**Website and app data records:**
"""

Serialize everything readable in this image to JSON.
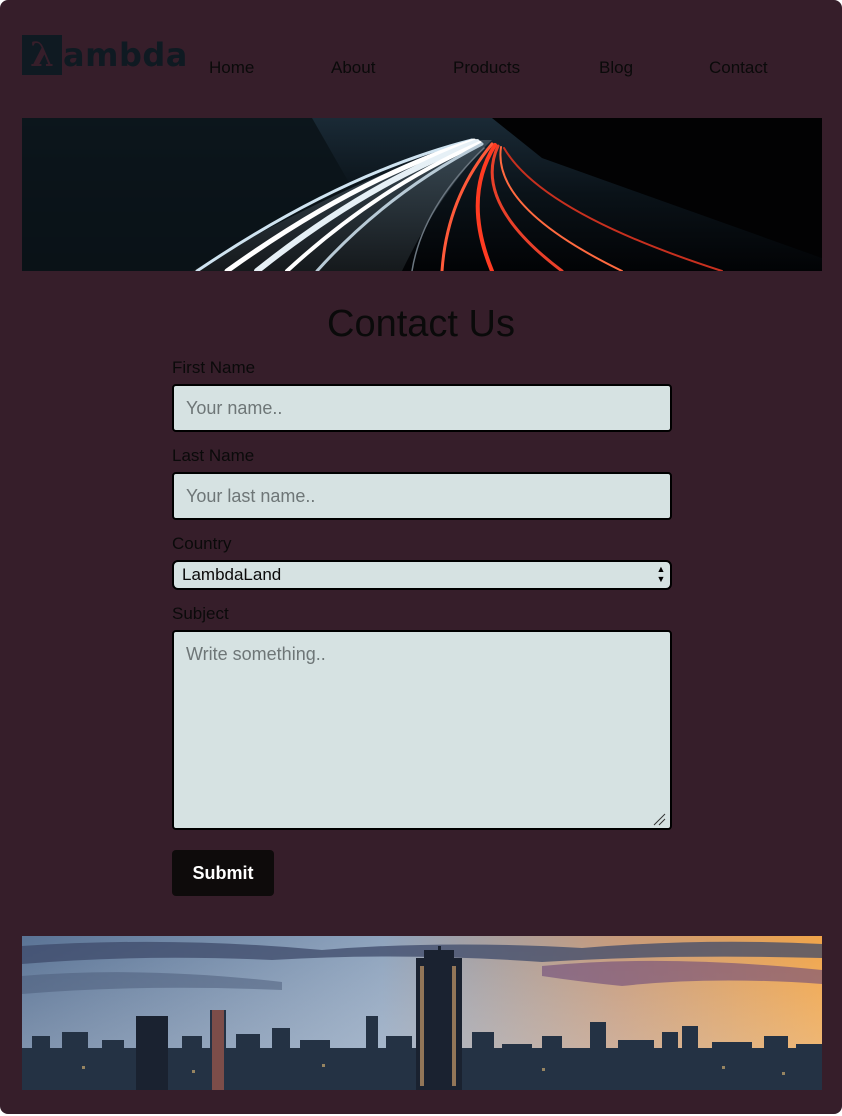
{
  "header": {
    "logo_mark": "λ",
    "logo_text": "ambda",
    "nav": [
      "Home",
      "About",
      "Products",
      "Blog",
      "Contact"
    ]
  },
  "form": {
    "title": "Contact Us",
    "first_name_label": "First Name",
    "first_name_placeholder": "Your name..",
    "last_name_label": "Last Name",
    "last_name_placeholder": "Your last name..",
    "country_label": "Country",
    "country_value": "LambdaLand",
    "subject_label": "Subject",
    "subject_placeholder": "Write something..",
    "submit_label": "Submit"
  },
  "colors": {
    "page_bg": "#361e2a",
    "field_bg": "#d6e2e2",
    "button_bg": "#0e0b0b"
  }
}
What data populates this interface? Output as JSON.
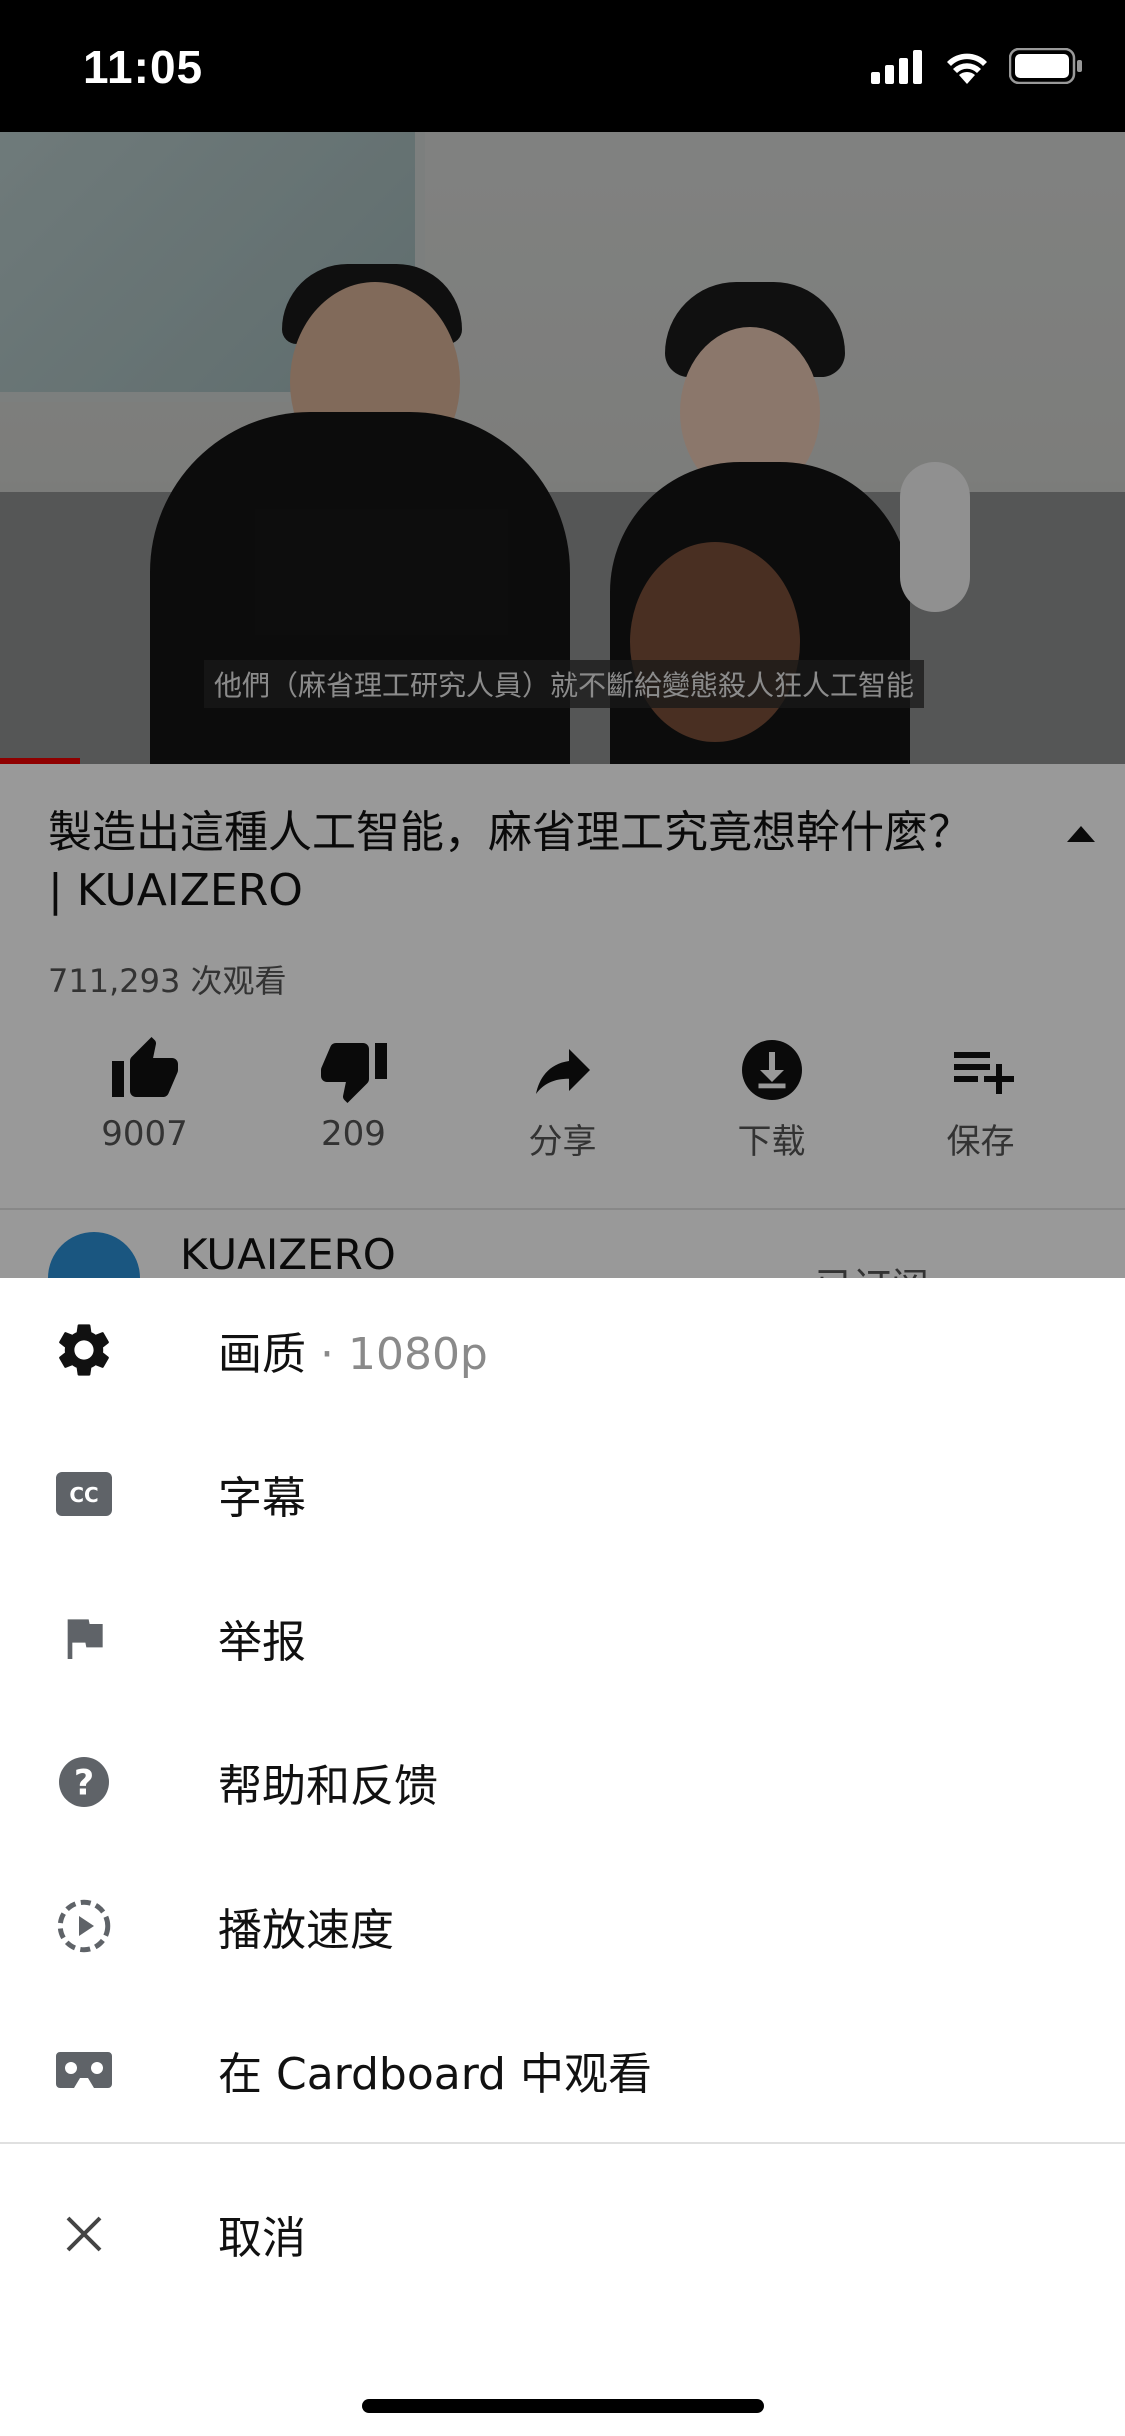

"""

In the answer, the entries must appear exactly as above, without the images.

**Output below:**
Serialize everything readable in this image to JSON.
{
  "header": {
    "logo_mark": "λ",
    "logo_text": "ambda",
    "nav": [
      "Home",
      "About",
      "Products",
      "Blog",
      "Contact"
    ]
  },
  "form": {
    "title": "Contact Us",
    "first_name_label": "First Name",
    "first_name_placeholder": "Your name..",
    "last_name_label": "Last Name",
    "last_name_placeholder": "Your last name..",
    "country_label": "Country",
    "country_value": "LambdaLand",
    "subject_label": "Subject",
    "subject_placeholder": "Write something..",
    "submit_label": "Submit"
  },
  "colors": {
    "page_bg": "#361e2a",
    "field_bg": "#d6e2e2",
    "button_bg": "#0e0b0b"
  }
}
What data populates this interface? Output as JSON.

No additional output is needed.